DATA EXCERPTS ▸
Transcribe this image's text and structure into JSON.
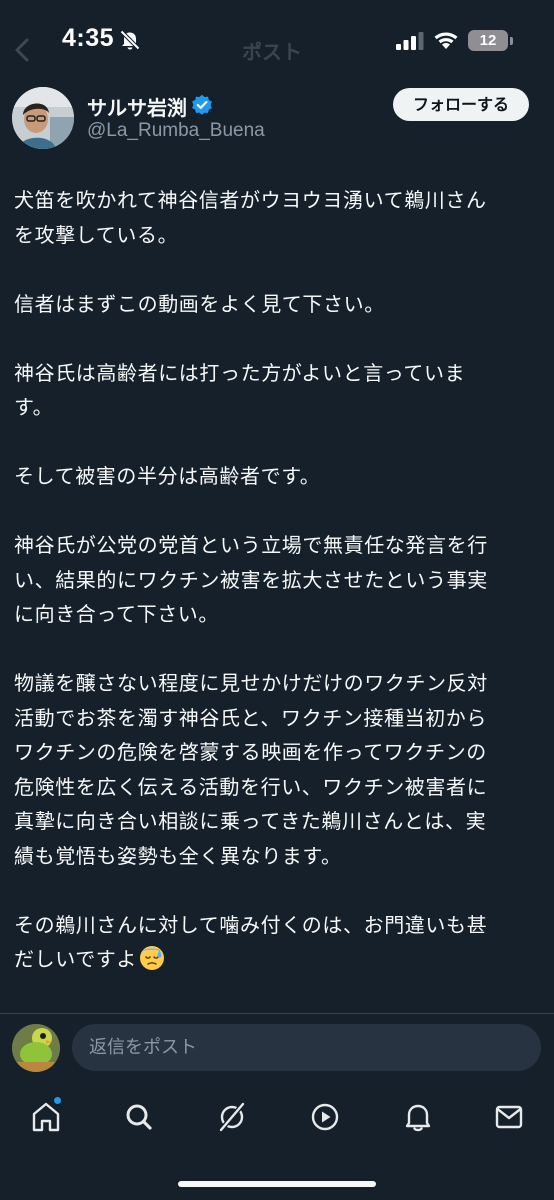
{
  "status_bar": {
    "time": "4:35",
    "battery": "12"
  },
  "header_ghost": {
    "title": "ポスト"
  },
  "author": {
    "name": "サルサ岩渕",
    "handle": "@La_Rumba_Buena",
    "follow_label": "フォローする"
  },
  "tweet": {
    "paragraphs": [
      "犬笛を吹かれて神谷信者がウヨウヨ湧いて鵜川さん\nを攻撃している。",
      "信者はまずこの動画をよく見て下さい。",
      "神谷氏は高齢者には打った方がよいと言っていま\nす。",
      "そして被害の半分は高齢者です。",
      "神谷氏が公党の党首という立場で無責任な発言を行\nい、結果的にワクチン被害を拡大させたという事実\nに向き合って下さい。",
      "物議を醸さない程度に見せかけだけのワクチン反対\n活動でお茶を濁す神谷氏と、ワクチン接種当初から\nワクチンの危険を啓蒙する映画を作ってワクチンの\n危険性を広く伝える活動を行い、ワクチン被害者に\n真摯に向き合い相談に乗ってきた鵜川さんとは、実\n績も覚悟も姿勢も全く異なります。",
      "その鵜川さんに対して噛み付くのは、お門違いも甚\nだしいですよ"
    ],
    "trailing_emoji": "downcast-face-with-sweat-emoji"
  },
  "reply": {
    "placeholder": "返信をポスト"
  },
  "tab_bar": {
    "items": [
      "home-icon",
      "search-icon",
      "grok-icon",
      "video-icon",
      "notifications-icon",
      "messages-icon"
    ],
    "home_has_badge": true
  },
  "colors": {
    "background": "#15202b",
    "text": "#f7f9f9",
    "secondary_text": "#8b98a5",
    "accent": "#1d9bf0",
    "input_bg": "#273340"
  }
}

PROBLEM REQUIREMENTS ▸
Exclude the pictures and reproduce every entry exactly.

RESPONSE ▸
Transcribe this image's text and structure into JSON.
{
  "status_bar": {
    "time": "4:35",
    "battery": "12"
  },
  "header_ghost": {
    "title": "ポスト"
  },
  "author": {
    "name": "サルサ岩渕",
    "handle": "@La_Rumba_Buena",
    "follow_label": "フォローする"
  },
  "tweet": {
    "paragraphs": [
      "犬笛を吹かれて神谷信者がウヨウヨ湧いて鵜川さん\nを攻撃している。",
      "信者はまずこの動画をよく見て下さい。",
      "神谷氏は高齢者には打った方がよいと言っていま\nす。",
      "そして被害の半分は高齢者です。",
      "神谷氏が公党の党首という立場で無責任な発言を行\nい、結果的にワクチン被害を拡大させたという事実\nに向き合って下さい。",
      "物議を醸さない程度に見せかけだけのワクチン反対\n活動でお茶を濁す神谷氏と、ワクチン接種当初から\nワクチンの危険を啓蒙する映画を作ってワクチンの\n危険性を広く伝える活動を行い、ワクチン被害者に\n真摯に向き合い相談に乗ってきた鵜川さんとは、実\n績も覚悟も姿勢も全く異なります。",
      "その鵜川さんに対して噛み付くのは、お門違いも甚\nだしいですよ"
    ],
    "trailing_emoji": "downcast-face-with-sweat-emoji"
  },
  "reply": {
    "placeholder": "返信をポスト"
  },
  "tab_bar": {
    "items": [
      "home-icon",
      "search-icon",
      "grok-icon",
      "video-icon",
      "notifications-icon",
      "messages-icon"
    ],
    "home_has_badge": true
  },
  "colors": {
    "background": "#15202b",
    "text": "#f7f9f9",
    "secondary_text": "#8b98a5",
    "accent": "#1d9bf0",
    "input_bg": "#273340"
  }
}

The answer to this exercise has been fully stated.